TASK INSTRUCTIONS: Give back all of the data unchanged. Keep every word as it is.

INPUT MATERIAL:
============================================================
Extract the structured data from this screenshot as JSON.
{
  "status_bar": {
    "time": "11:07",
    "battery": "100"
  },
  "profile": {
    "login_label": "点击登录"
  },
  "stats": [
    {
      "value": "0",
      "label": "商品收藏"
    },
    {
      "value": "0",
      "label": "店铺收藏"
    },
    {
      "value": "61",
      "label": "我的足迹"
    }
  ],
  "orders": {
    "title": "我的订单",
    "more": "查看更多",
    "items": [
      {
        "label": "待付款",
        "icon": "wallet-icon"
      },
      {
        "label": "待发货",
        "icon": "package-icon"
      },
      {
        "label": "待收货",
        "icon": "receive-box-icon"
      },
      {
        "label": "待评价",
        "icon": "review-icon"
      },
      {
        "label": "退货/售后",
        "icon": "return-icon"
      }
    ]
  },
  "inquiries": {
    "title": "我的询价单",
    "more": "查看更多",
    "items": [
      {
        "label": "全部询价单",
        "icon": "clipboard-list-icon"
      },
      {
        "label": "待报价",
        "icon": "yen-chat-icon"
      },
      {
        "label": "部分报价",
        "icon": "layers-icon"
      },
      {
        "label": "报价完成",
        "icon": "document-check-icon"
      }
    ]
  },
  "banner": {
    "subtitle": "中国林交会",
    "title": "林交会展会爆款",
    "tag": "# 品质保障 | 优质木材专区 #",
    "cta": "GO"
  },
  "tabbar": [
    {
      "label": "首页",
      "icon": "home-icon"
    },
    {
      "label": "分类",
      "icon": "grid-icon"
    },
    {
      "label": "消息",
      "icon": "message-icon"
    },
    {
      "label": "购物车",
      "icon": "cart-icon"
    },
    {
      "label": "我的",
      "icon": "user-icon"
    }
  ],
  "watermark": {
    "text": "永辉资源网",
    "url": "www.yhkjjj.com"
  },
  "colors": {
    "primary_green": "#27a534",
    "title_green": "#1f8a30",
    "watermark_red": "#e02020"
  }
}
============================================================
THE COMPLETED TASK:
Extract the structured data from this screenshot as JSON.
{
  "status_bar": {
    "time": "11:07",
    "battery": "100"
  },
  "profile": {
    "login_label": "点击登录"
  },
  "stats": [
    {
      "value": "0",
      "label": "商品收藏"
    },
    {
      "value": "0",
      "label": "店铺收藏"
    },
    {
      "value": "61",
      "label": "我的足迹"
    }
  ],
  "orders": {
    "title": "我的订单",
    "more": "查看更多",
    "items": [
      {
        "label": "待付款",
        "icon": "wallet-icon"
      },
      {
        "label": "待发货",
        "icon": "package-icon"
      },
      {
        "label": "待收货",
        "icon": "receive-box-icon"
      },
      {
        "label": "待评价",
        "icon": "review-icon"
      },
      {
        "label": "退货/售后",
        "icon": "return-icon"
      }
    ]
  },
  "inquiries": {
    "title": "我的询价单",
    "more": "查看更多",
    "items": [
      {
        "label": "全部询价单",
        "icon": "clipboard-list-icon"
      },
      {
        "label": "待报价",
        "icon": "yen-chat-icon"
      },
      {
        "label": "部分报价",
        "icon": "layers-icon"
      },
      {
        "label": "报价完成",
        "icon": "document-check-icon"
      }
    ]
  },
  "banner": {
    "subtitle": "中国林交会",
    "title": "林交会展会爆款",
    "tag": "# 品质保障 | 优质木材专区 #",
    "cta": "GO"
  },
  "tabbar": [
    {
      "label": "首页",
      "icon": "home-icon"
    },
    {
      "label": "分类",
      "icon": "grid-icon"
    },
    {
      "label": "消息",
      "icon": "message-icon"
    },
    {
      "label": "购物车",
      "icon": "cart-icon"
    },
    {
      "label": "我的",
      "icon": "user-icon"
    }
  ],
  "watermark": {
    "text": "永辉资源网",
    "url": "www.yhkjjj.com"
  },
  "colors": {
    "primary_green": "#27a534",
    "title_green": "#1f8a30",
    "watermark_red": "#e02020"
  }
}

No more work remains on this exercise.